* * *
Stanford receiver Ty Montgomery admittedly struggled during Washington’s 17-13 upset victory over the Cardinal in Seattle last season. It was a difficult performance for the entire offense, but one that hit hard for him.
However, this season, the junior has become a true deep threat and one of Stanford’s most trusted weapons. He has 20 catches – 10 more than any teammate – for 327 yards and four touchdowns. His performance will be vital to the Cardinal’s efforts against the Huskies.
As for last year, Montgomery recalls the “disappointment and frustration” of a game in which the offense was held to 238 yards and Montgomery had several drops.
“I feel like I didn’t do my part and let everybody down,” he said. “I don’t remember the plays, I choose not to. I just remember how I felt, and I don’t want to feel that way again.”
* * *
An adjustment for sophomore cornerback Alex Carter coming out of high school was how to fight off blockers and become a more reliable tackler.
This year, Carter and fellow corner Wayne Lyons have put an emphasis on their ability to help in run support, by making a hard edge on the outside and forcing plays inside. The key is knowing how to get off blocks.

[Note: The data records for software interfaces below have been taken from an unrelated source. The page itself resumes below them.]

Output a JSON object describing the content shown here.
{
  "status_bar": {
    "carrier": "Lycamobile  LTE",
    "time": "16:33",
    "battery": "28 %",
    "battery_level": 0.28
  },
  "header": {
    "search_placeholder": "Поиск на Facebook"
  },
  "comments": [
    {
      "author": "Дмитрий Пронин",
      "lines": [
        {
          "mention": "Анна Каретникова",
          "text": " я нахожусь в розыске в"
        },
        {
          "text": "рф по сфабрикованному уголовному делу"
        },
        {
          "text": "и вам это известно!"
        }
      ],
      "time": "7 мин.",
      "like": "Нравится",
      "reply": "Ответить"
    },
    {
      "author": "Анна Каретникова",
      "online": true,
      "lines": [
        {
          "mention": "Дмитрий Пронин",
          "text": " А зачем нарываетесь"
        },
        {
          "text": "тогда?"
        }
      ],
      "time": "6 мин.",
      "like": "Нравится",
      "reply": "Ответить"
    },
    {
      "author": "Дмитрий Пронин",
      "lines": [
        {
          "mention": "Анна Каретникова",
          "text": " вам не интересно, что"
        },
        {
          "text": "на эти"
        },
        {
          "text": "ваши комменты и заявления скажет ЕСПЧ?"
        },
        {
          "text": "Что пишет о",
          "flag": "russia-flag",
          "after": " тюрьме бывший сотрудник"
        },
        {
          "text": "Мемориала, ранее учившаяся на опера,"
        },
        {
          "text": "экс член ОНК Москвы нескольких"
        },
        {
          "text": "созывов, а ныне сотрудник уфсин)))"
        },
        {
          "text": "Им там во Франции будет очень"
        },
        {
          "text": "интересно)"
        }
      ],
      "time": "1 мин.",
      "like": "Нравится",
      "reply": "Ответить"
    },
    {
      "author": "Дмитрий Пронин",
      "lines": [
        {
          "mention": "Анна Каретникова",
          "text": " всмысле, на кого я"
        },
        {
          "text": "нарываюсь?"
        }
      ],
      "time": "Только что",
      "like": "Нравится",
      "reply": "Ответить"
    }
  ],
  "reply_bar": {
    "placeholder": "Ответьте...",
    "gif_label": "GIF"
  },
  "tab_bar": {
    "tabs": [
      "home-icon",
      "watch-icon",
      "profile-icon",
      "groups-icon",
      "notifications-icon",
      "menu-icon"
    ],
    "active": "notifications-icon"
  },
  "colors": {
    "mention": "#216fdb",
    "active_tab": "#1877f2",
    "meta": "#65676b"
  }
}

“Coming from high school to college, it’s a different game,” Carter said. “In high school, you could try and use your athleticism to around a receiver. But, in college, they know how to block.”
Carter and Lyons learned by having to take on an assortment of big receivers in training camp – guys like Devon Cajuste, Jordan Pratt, and Ty Montgomery. It’s helped make each of them a better all-around defenders.
* * *
Sophomore left tackle Andrus Peat was too young to remember watching his father Todd’s NFL career. Todd played for the Cardinals and Raiders from 1987-93.
Last summer, Andrus watched films of his father for the first time. It served as a chance to see his father from a different perspective, and to learn something new as well.
“He always talked about being a dominant run blocker,” Peat said. “He would always say he was one of the strongest guys out there. I play left tackle, but I try to be physical as well. A lot of left tackles are known for their pass blocking. I try to do both.”
* * *
For four years, walk-on quarterback David Olson has worked hard as a scout-team quarterback and never gotten into a real game – until Saturday.
Olson, a star at Irmo High in Columbia, S.C., got his first collegiate game action on the final play of Saturday’s blowout victory over Washington State.
Olson relieved backup Evan Crower to take a knee from the Victory formation in the final seconds.
“David passed on opportunities where he probably could have played at smaller colleges, and has grown and matured so much,” Shaw said. “He’s a great practice player. On top of that, he knows the gameplan inside and out.
“He asks great questions. He answers questions before the other guys. To have a guy like that and just to give him a snap on gameday, I think that is what we as college coaches need to always recognize. We’ve got guys on our team who work so hard and don’t get to play on game day.
“He earned that right to go on the field.”
-- #GoStanford --